Interview by Steven MacKenzie

Odd Erling (Odd is a common name in Norway) has been selling Sorgenfri for six years. He became a local celebrity this year after appearing (and singing) in a music video to promote the area. Search for Trøndelag on YouTube – you won’t regret it.

Sorgenfri vendor Odd Erling (Credit: Sorgenfri)

Why I like living in Trondheim

Norwegians can seem a little bit distant but generally we are very hospitable people. We have lots of nature around Trondheim. If you walk along the shore there are nature paths through mountains and forests. We have forest almost right up to the city limits. Sometimes moose get a little lost and suddenly they are in the middle of the city. Last year one was almost in the centre. The police had to come and chase it away because they are 600-700kg and can be dangerous.
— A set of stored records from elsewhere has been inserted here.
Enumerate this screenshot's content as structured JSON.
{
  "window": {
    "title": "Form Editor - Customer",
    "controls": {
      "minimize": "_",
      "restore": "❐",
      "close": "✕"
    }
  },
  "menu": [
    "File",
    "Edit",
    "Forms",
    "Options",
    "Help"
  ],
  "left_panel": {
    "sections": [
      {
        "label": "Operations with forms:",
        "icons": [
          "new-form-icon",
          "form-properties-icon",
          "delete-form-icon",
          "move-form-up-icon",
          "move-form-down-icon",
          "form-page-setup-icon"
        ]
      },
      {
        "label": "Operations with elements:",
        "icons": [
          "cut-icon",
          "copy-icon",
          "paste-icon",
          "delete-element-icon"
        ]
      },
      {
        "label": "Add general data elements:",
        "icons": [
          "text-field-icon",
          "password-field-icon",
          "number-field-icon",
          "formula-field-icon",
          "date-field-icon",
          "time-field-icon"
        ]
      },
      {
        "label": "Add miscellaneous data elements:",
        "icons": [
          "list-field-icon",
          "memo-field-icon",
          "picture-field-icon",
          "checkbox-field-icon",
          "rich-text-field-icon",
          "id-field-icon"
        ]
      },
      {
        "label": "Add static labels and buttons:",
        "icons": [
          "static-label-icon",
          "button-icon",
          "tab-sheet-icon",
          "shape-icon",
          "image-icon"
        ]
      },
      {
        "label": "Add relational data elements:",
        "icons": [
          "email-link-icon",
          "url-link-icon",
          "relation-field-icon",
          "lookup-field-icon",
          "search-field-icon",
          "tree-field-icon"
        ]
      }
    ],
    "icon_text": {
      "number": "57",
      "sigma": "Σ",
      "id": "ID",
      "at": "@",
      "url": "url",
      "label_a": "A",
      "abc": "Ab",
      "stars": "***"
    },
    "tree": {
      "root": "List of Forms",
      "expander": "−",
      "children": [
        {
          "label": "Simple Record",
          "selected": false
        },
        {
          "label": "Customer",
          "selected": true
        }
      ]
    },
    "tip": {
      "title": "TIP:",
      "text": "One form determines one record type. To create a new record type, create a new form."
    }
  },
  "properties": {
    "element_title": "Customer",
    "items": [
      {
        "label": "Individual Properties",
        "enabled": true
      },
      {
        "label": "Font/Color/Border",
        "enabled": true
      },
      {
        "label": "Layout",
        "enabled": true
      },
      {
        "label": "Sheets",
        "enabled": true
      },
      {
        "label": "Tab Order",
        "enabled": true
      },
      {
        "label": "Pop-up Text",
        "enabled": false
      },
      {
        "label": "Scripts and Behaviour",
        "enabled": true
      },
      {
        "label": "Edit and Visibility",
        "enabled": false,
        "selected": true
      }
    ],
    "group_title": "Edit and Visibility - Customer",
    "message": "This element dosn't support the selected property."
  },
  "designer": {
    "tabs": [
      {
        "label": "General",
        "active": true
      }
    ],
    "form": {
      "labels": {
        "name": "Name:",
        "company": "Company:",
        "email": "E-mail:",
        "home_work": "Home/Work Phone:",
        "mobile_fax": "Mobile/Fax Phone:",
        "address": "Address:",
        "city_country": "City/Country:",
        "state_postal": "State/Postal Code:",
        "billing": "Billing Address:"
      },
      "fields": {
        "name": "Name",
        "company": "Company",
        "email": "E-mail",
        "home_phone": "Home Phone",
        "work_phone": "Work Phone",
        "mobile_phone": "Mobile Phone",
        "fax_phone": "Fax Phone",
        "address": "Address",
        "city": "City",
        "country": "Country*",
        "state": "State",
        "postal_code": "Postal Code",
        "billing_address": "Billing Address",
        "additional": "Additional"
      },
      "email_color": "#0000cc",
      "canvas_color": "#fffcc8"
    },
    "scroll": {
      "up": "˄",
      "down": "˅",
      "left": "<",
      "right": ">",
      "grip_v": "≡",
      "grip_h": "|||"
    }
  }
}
Where to eat

There is lots of good local food here. A lot of Norwegians have salmon and caribou dishes. Our national dish is meat cakes with potatoes, pea mash and brown sauce – that’s excellent! In some of the bigger hotels like the Radisson we have some really good high-class restaurants but my favourite is a small Italian one in the centre, Ristorantino, almost next door to the Church of Our Lady. Very very good.

Best places to visit
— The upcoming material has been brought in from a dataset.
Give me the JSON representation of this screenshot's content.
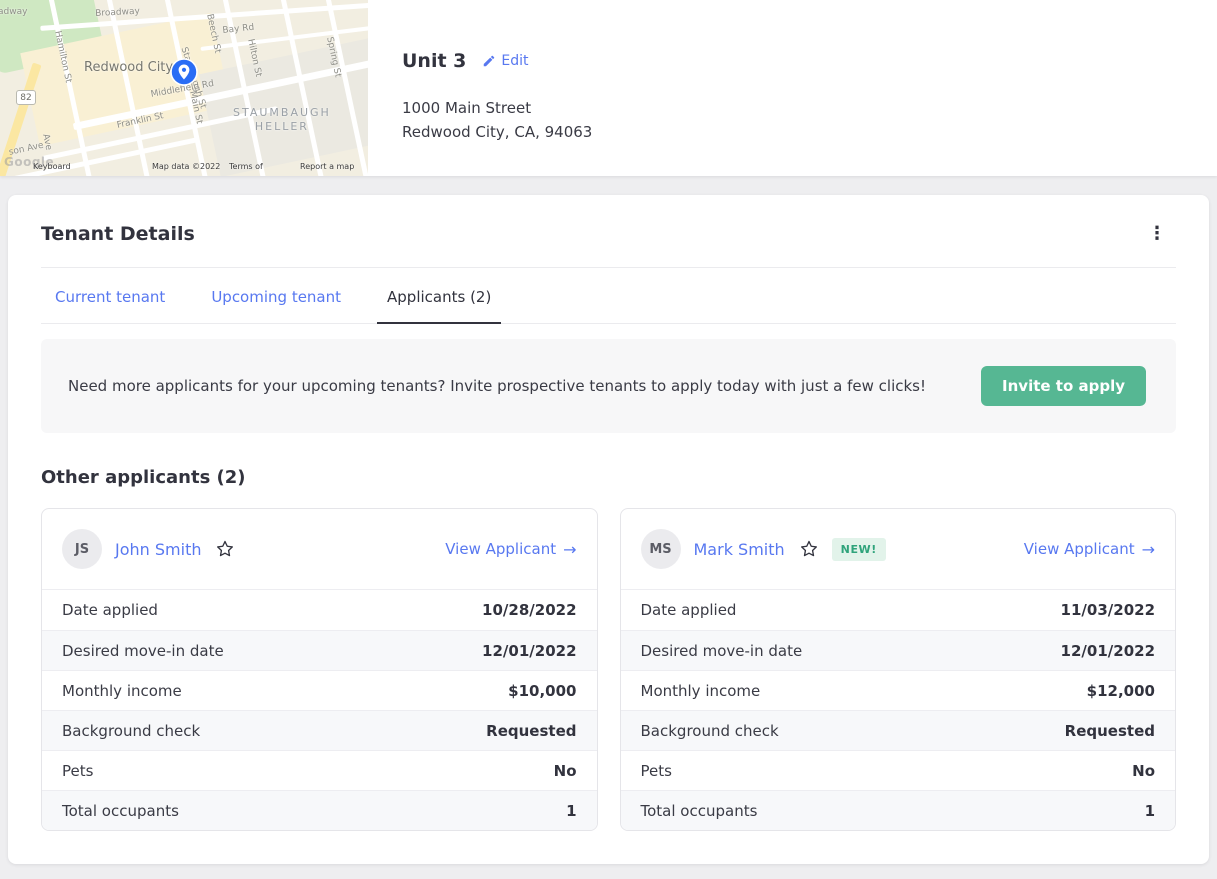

We have landmarks from the Second World War from when the Germans occupied Norway. One of the biggest artillary guns ever placed on land is just outside Trondheim. They took it from the battleship Gneisenau. And in the middle of the harbour we have Dora I, an old submarine base. Today they use it for a lot. Inside there is a bowling alley and a go kart track.

Photo by darolti dan on Unsplash
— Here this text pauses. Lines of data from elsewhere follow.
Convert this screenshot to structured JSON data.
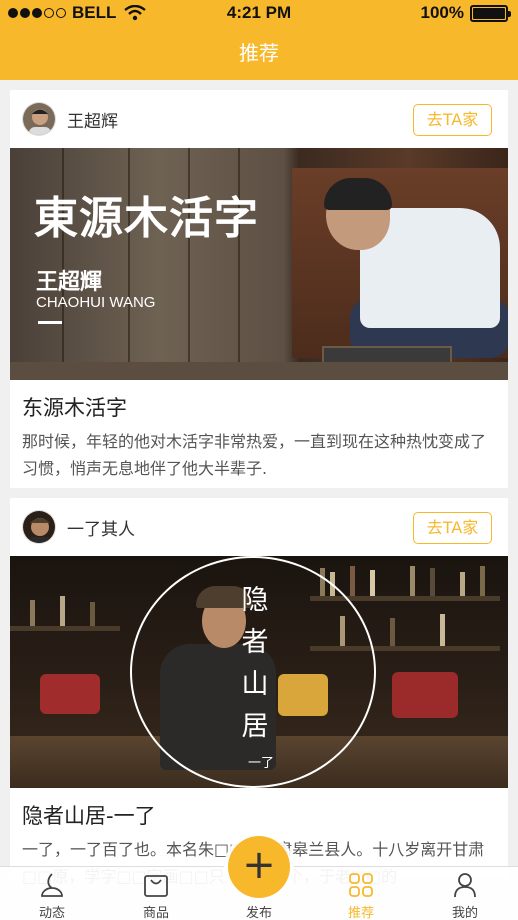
{
  "status_bar": {
    "carrier": "BELL",
    "time": "4:21 PM",
    "battery": "100%",
    "battery_level": 1.0
  },
  "nav": {
    "title": "推荐"
  },
  "posts": [
    {
      "author": "王超辉",
      "visit_label": "去TA家",
      "hero_title": "東源木活字",
      "hero_subtitle": "王超輝",
      "hero_en": "CHAOHUI WANG",
      "title": "东源木活字",
      "description": "那时候，年轻的他对木活字非常热爱，一直到现在这种热忱变成了习惯，悄声无息地伴了他大半辈子."
    },
    {
      "author": "一了其人",
      "visit_label": "去TA家",
      "hero_vertical": "隐者山居",
      "hero_small": "一了",
      "title": "隐者山居-一了",
      "description": "一了，一了百了也。本名朱□□，甘肃皋兰县人。十八岁离开甘肃□□原，学字□□字画□□只剩□□这个，于老□□的"
    }
  ],
  "tabbar": {
    "items": [
      {
        "label": "动态",
        "icon": "moments-icon"
      },
      {
        "label": "商品",
        "icon": "shopping-bag-icon"
      },
      {
        "label": "发布",
        "icon": "plus-icon"
      },
      {
        "label": "推荐",
        "icon": "grid-icon",
        "active": true
      },
      {
        "label": "我的",
        "icon": "user-icon"
      }
    ]
  },
  "colors": {
    "accent": "#f8b82c",
    "background": "#f0f0f0"
  }
}
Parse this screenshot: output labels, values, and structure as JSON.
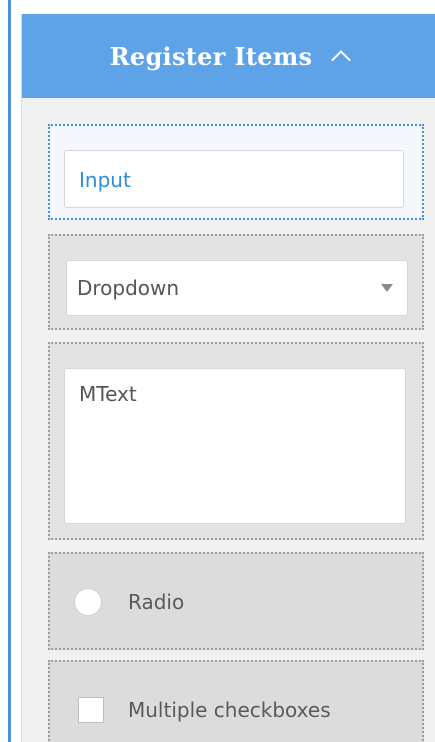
{
  "header": {
    "title": "Register Items"
  },
  "items": {
    "input": {
      "value": "Input"
    },
    "dropdown": {
      "value": "Dropdown"
    },
    "mtext": {
      "value": "MText"
    },
    "radio": {
      "label": "Radio"
    },
    "checkbox": {
      "label": "Multiple checkboxes"
    }
  },
  "colors": {
    "header_bg": "#5ea3e8",
    "selected_border": "#4a90e2",
    "input_text": "#2e8fd6"
  },
  "icons": {
    "collapse": "chevron-up-icon",
    "dropdown": "caret-down-icon"
  }
}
Where to celebrate Christmas

Nidaros Cathedral was founded 1000 years ago. It’s been there since the Viking age. They became Christians – It was Olaf the Holy that christened Norway, but it wasn’t very nice: either you’re a Christian or we put your head on a spike – and the heads of your family. At that time Trondheim was the capital of Norway, and the city then was known as Nidaros.

How to cope in the winter

In winter it can easily go down to 20 below, sometimes 30 below. You have to clothe yourself or you will freeze to death eventually. That can be really painful to stand outside. That is not a fun situation. We have fewer customers – people almost run past you! But we have a saying in Norway: “Det fins ikke dårlig vær, bare dårlige klær” – it rhymes in Norwegian – meaning there is no such thing as bad weather, only bad clothing.

My favourite time of year
When I was young it was winter but now it’s summer! When I was young I liked building snowmen and big caves. We had a lot more snow then. Really, you can see the effect of global warming here in Norway. When I was young in the middle of the 1980s, around this time of year we would have a metre or a metre and a half of snow but it’s only started to snow a couple of days ago. We have a little bit of a layer but not like before.

Originally published by The Big Issue (UK)

Read more coverage of #VendorWeek 2019 here.